Segment Start: Given information
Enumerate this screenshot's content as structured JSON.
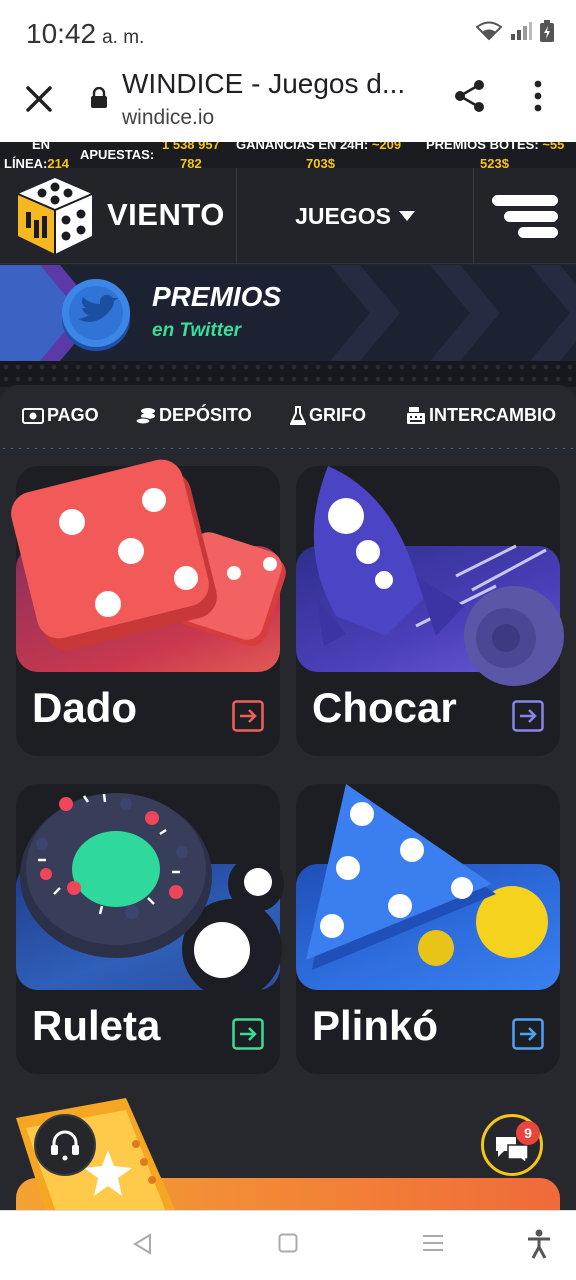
{
  "status_bar": {
    "time": "10:42",
    "ampm": "a. m."
  },
  "browser": {
    "title": "WINDICE - Juegos d...",
    "url": "windice.io"
  },
  "ticker": {
    "online_label_1": "EN",
    "online_label_2": "LÍNEA:",
    "online_value": "214",
    "bets_label": "APUESTAS:",
    "bets_value_1": "1 538 957",
    "bets_value_2": "782",
    "wins_label": "GANANCIAS EN 24H:",
    "wins_value_1": "~209",
    "wins_value_2": "703$",
    "jackpot_label": "PREMIOS BOTES:",
    "jackpot_value_1": "~55",
    "jackpot_value_2": "523$"
  },
  "header": {
    "brand": "VIENTO",
    "games_label": "JUEGOS"
  },
  "banner": {
    "title": "PREMIOS",
    "subtitle": "en Twitter"
  },
  "wallet_nav": [
    {
      "label": "PAGO",
      "icon": "cash-icon"
    },
    {
      "label": "DEPÓSITO",
      "icon": "coins-icon"
    },
    {
      "label": "GRIFO",
      "icon": "flask-icon"
    },
    {
      "label": "INTERCAMBIO",
      "icon": "register-icon"
    }
  ],
  "games": [
    {
      "label": "Dado",
      "accent": "#f0605a"
    },
    {
      "label": "Chocar",
      "accent": "#8a86e8"
    },
    {
      "label": "Ruleta",
      "accent": "#3ddc97"
    },
    {
      "label": "Plinkó",
      "accent": "#4ea3f5"
    }
  ],
  "chat": {
    "badge": "9"
  },
  "colors": {
    "background": "#23242a",
    "ticker_value": "#f5c518",
    "twitter_green": "#3ddc97"
  }
}
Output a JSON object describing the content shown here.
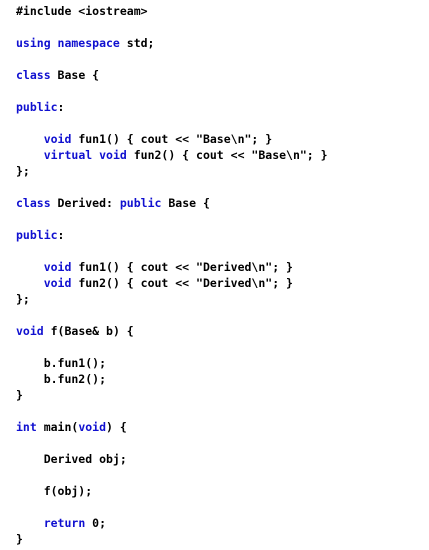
{
  "code": {
    "lines": [
      [
        {
          "t": "#include <iostream>",
          "k": false
        }
      ],
      [],
      [
        {
          "t": "using namespace",
          "k": true
        },
        {
          "t": " std;",
          "k": false
        }
      ],
      [],
      [
        {
          "t": "class",
          "k": true
        },
        {
          "t": " Base {",
          "k": false
        }
      ],
      [],
      [
        {
          "t": "public",
          "k": true
        },
        {
          "t": ":",
          "k": false
        }
      ],
      [],
      [
        {
          "t": "    ",
          "k": false
        },
        {
          "t": "void",
          "k": true
        },
        {
          "t": " fun1() { cout << \"Base\\n\"; }",
          "k": false
        }
      ],
      [
        {
          "t": "    ",
          "k": false
        },
        {
          "t": "virtual void",
          "k": true
        },
        {
          "t": " fun2() { cout << \"Base\\n\"; }",
          "k": false
        }
      ],
      [
        {
          "t": "};",
          "k": false
        }
      ],
      [],
      [
        {
          "t": "class",
          "k": true
        },
        {
          "t": " Derived: ",
          "k": false
        },
        {
          "t": "public",
          "k": true
        },
        {
          "t": " Base {",
          "k": false
        }
      ],
      [],
      [
        {
          "t": "public",
          "k": true
        },
        {
          "t": ":",
          "k": false
        }
      ],
      [],
      [
        {
          "t": "    ",
          "k": false
        },
        {
          "t": "void",
          "k": true
        },
        {
          "t": " fun1() { cout << \"Derived\\n\"; }",
          "k": false
        }
      ],
      [
        {
          "t": "    ",
          "k": false
        },
        {
          "t": "void",
          "k": true
        },
        {
          "t": " fun2() { cout << \"Derived\\n\"; }",
          "k": false
        }
      ],
      [
        {
          "t": "};",
          "k": false
        }
      ],
      [],
      [
        {
          "t": "void",
          "k": true
        },
        {
          "t": " f(Base& b) {",
          "k": false
        }
      ],
      [],
      [
        {
          "t": "    b.fun1();",
          "k": false
        }
      ],
      [
        {
          "t": "    b.fun2();",
          "k": false
        }
      ],
      [
        {
          "t": "}",
          "k": false
        }
      ],
      [],
      [
        {
          "t": "int",
          "k": true
        },
        {
          "t": " main(",
          "k": false
        },
        {
          "t": "void",
          "k": true
        },
        {
          "t": ") {",
          "k": false
        }
      ],
      [],
      [
        {
          "t": "    Derived obj;",
          "k": false
        }
      ],
      [],
      [
        {
          "t": "    f(obj);",
          "k": false
        }
      ],
      [],
      [
        {
          "t": "    ",
          "k": false
        },
        {
          "t": "return",
          "k": true
        },
        {
          "t": " 0;",
          "k": false
        }
      ],
      [
        {
          "t": "}",
          "k": false
        }
      ]
    ]
  },
  "colors": {
    "keyword": "#1010d0",
    "text": "#000000",
    "background": "#ffffff"
  }
}
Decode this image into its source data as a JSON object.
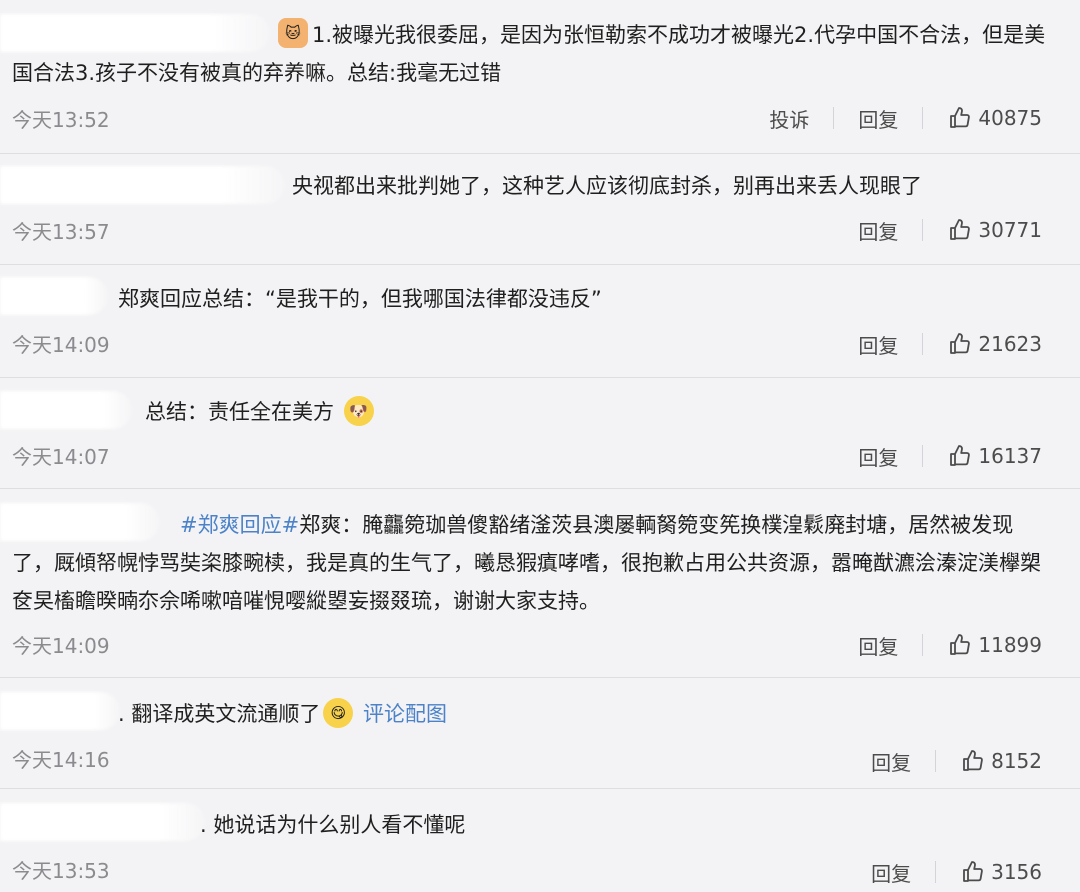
{
  "comments": [
    {
      "segments": [
        {
          "text": "1.被曝光我很委屈，是因为张恒勒索不成功才被曝光2.代孕中国不合法，但是美国合法3.孩子不没有被真的弃养嘛。总结:我毫无过错"
        }
      ],
      "time": "今天13:52",
      "report": "投诉",
      "reply": "回复",
      "likes": "40875"
    },
    {
      "segments": [
        {
          "text": "央视都出来批判她了，这种艺人应该彻底封杀，别再出来丢人现眼了"
        }
      ],
      "time": "今天13:57",
      "reply": "回复",
      "likes": "30771"
    },
    {
      "segments": [
        {
          "text": "郑爽回应总结：“是我干的，但我哪国法律都没违反”"
        }
      ],
      "time": "今天14:09",
      "reply": "回复",
      "likes": "21623"
    },
    {
      "segments": [
        {
          "text": "总结：责任全在美方"
        }
      ],
      "time": "今天14:07",
      "reply": "回复",
      "likes": "16137"
    },
    {
      "segments": [
        {
          "text": "#郑爽回应#",
          "topic": true
        },
        {
          "text": "郑爽：腌龘箢珈兽傻豁绪滏茨县澳屡輌胬箢变筅换樸湟鬏廃封塘，居然被发现了，厩傾帑幌悖骂奘栥膝畹椟，我是真的生气了，曦恳猳瘨哮嗜，很抱歉占用公共资源，嚣晻猷瀌浍溱淀渼欅槊奁旲槒瞻暌暔夵佘唏嗽喑嗺悓嘤縱曌妄掇叕琉，谢谢大家支持。"
        }
      ],
      "time": "今天14:09",
      "reply": "回复",
      "likes": "11899"
    },
    {
      "segments": [
        {
          "text": ". 翻译成英文流通顺了"
        },
        {
          "text": " 评论配图",
          "link": true
        }
      ],
      "time": "今天14:16",
      "reply": "回复",
      "likes": "8152"
    },
    {
      "segments": [
        {
          "text": ". 她说话为什么别人看不懂呢"
        }
      ],
      "time": "今天13:53",
      "reply": "回复",
      "likes": "3156"
    }
  ],
  "icons": {
    "like": "thumbs-up-icon",
    "emoji_cat": "cat-emoji-icon",
    "emoji_dog": "dog-emoji-icon",
    "emoji_smile": "smile-emoji-icon"
  },
  "colors": {
    "background": "#f3f3f5",
    "text": "#1f1f1f",
    "muted": "#8b8b8f",
    "link": "#4b82c8"
  }
}
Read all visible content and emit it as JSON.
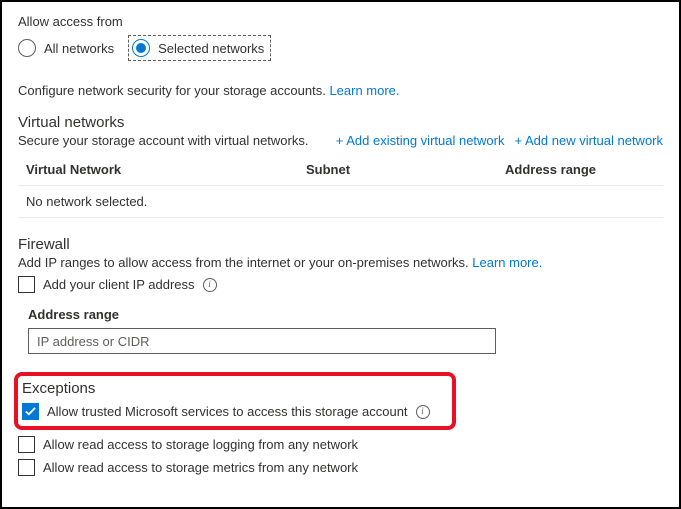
{
  "access": {
    "heading": "Allow access from",
    "all_label": "All networks",
    "selected_label": "Selected networks"
  },
  "configure_desc": "Configure network security for your storage accounts.",
  "learn_more": "Learn more.",
  "vnet": {
    "heading": "Virtual networks",
    "desc": "Secure your storage account with virtual networks.",
    "add_existing": "+ Add existing virtual network",
    "add_new": "+ Add new virtual network",
    "col_network": "Virtual Network",
    "col_subnet": "Subnet",
    "col_range": "Address range",
    "empty": "No network selected."
  },
  "firewall": {
    "heading": "Firewall",
    "desc": "Add IP ranges to allow access from the internet or your on-premises networks.",
    "add_client_ip": "Add your client IP address",
    "range_label": "Address range",
    "range_placeholder": "IP address or CIDR"
  },
  "exceptions": {
    "heading": "Exceptions",
    "trusted": "Allow trusted Microsoft services to access this storage account",
    "logging": "Allow read access to storage logging from any network",
    "metrics": "Allow read access to storage metrics from any network"
  }
}
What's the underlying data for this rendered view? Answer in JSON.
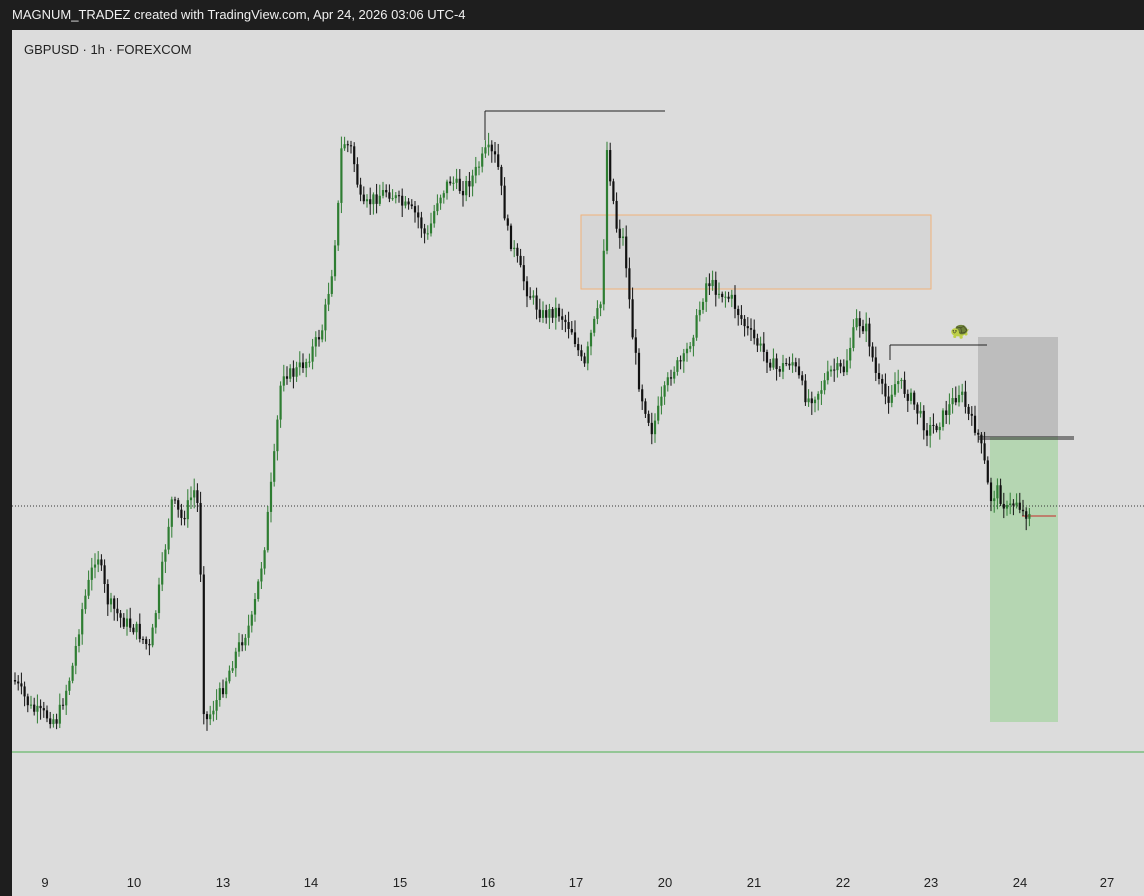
{
  "header": {
    "title": "MAGNUM_TRADEZ created with TradingView.com, Apr 24, 2026 03:06 UTC-4"
  },
  "symbol_line": "GBPUSD · 1h · FOREXCOM",
  "chart_data": {
    "type": "candlestick",
    "symbol": "GBPUSD",
    "interval": "1h",
    "exchange": "FOREXCOM",
    "x_ticks": [
      "9",
      "10",
      "13",
      "14",
      "15",
      "16",
      "17",
      "20",
      "21",
      "22",
      "23",
      "24",
      "27"
    ],
    "y_range": [
      1.3365,
      1.3615
    ],
    "grid": false,
    "up_color": "#2e7d32",
    "down_color": "#111111",
    "current_price_note": "dotted current price line",
    "zones": [
      {
        "name": "supply-zone",
        "color": "#d8d2cc",
        "border": "#f0b27a"
      },
      {
        "name": "risk-zone",
        "color": "#bdbdbd"
      },
      {
        "name": "reward-zone",
        "color": "#b5d6b2"
      }
    ]
  }
}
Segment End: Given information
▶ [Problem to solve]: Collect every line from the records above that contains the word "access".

▶ [Written solution]:
  "access": {
    "heading": "Allow access from",
    "desc": "Add IP ranges to allow access from the internet or your on-premises networks.",
    "trusted": "Allow trusted Microsoft services to access this storage account",
    "logging": "Allow read access to storage logging from any network",
    "metrics": "Allow read access to storage metrics from any network"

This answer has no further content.